Revising Your Legal Will After Someone Dies

We know how difficult it is to cope-up with the death of a loved one. In fact, it changes your own future plans, especially if they were a part of your Will. Hence, it becomes necessary for you to take some time out for revising your legal Will.

Making changes to a Will is going to cost the same as that of drafting a new Will. There are many legal companies that offer Will writing services to their clients at a reasonable rate. To know how much does a will cost, we suggest you research online and/or seek advice from a solicitor.

But yes, revising your legal Will after someone (especially a person included in your Will) dies is necessary. If you are thinking otherwise, here are three crucial pointers that will help you understand its importance.

Changing Your Will

There are many reasons why your Will needs a revision. For instance, let us assume that you inherited some estate upon the death of your relative. This leaves you with no choice but specifying who gets that estate after your death in your legal Will.

You might be thinking to make sure that it is easy for your loved ones to access some money for your funeral. Moreover, you might want a specific arrangement for your own funeral. Another reason could be that someone who recently died is listed as one of the beneficiaries, executors or guardians in your legal Will.

Situations like these will obviously force you to make changes to your existing Will. We suggest you to take some time and look through your Will carefully to see whether it needs any changing. If it does, then depending on the type of changes you plan on making, use a document known as a ‘codicil’ or simply draft a new Will.

If You Don’t Have a Will

It is never too late to draft a legal Will. Dying without a Will is known as ‘intestacy’. There are many issues that your loved ones will have to encounter in case you die without a legal draft.

So, if you happen to die without a Will in place, your money, estate and possessions will be shared among your loved ones in accordance to the UK law instead of your wishes.

This means that your estate may pass on to someone against your wish and will leave the people you wanted to receive your estate with nothing. Under the intestacy rules, your unmarried or divorced partners will be entitled for nothing and everything you own will be passed on to your children (if any).

In case you don’t have any living close relative, your estate will be passed on to the Crown or the UK government.

Making a Will for the First Time

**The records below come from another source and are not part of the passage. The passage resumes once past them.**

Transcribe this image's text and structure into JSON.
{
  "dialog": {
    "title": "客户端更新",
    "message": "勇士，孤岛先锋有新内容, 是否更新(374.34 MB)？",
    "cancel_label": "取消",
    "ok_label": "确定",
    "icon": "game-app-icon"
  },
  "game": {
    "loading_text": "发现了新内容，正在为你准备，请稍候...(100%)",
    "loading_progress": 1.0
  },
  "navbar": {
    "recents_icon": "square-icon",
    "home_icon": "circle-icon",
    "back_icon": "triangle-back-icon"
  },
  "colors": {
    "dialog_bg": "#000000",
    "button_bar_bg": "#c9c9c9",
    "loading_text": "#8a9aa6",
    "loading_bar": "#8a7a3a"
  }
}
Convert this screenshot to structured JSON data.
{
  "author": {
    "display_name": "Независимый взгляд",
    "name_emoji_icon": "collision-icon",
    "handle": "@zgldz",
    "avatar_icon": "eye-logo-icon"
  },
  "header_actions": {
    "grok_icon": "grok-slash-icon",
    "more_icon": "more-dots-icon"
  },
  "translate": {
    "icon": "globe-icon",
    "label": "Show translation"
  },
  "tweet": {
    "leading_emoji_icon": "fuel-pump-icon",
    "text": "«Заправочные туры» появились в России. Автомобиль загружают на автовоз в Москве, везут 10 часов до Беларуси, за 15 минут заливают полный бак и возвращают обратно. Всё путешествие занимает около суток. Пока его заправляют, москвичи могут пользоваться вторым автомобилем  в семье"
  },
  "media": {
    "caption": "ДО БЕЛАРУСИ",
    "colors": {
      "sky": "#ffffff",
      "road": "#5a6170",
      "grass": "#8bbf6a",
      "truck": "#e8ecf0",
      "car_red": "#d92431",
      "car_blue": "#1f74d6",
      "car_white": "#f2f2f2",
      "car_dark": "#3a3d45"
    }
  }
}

Before you start drafting your legal Will, you need to decide who gets what and how much of your estate. For that you need to calculate your net worth and make a list of people who you wish should receive a part of your estate. A Will can also be used to specify who should act as guardians for your children in case you and your partner both die.

●    Executors

Executors are the people who help in distribution of your wealth after your death. You should name at least one to at the most four executors in your Will. They can even inherit from you even though they don’t have to. Executors are usually chosen among close family members and friends.

You can also use your will for appointing a professional executor such as your solicitor or a trusted accountant. However, this is an expensive choice. If you are choosing this option, make sure you are paying their fees in advance.

The people you appoint as your executors should be trustworthy, should be able to deal with the process and most importantly should have the time and expertise to do so.

●    Will Writing Options

If you drafting a new Will or even if you are making changes to your existing one, you need to decide who is going to deal with it. There are multiple ways of drafting a new Will. You can either

  • Do it yourself – with the help of free Will templates
  • Use a will writing service
  • Get a solicitor to draft/make changes to your Will

No matter what you choose to do, you need to have two witnesses while signing your Will and have both these witnesses sign the Will as well.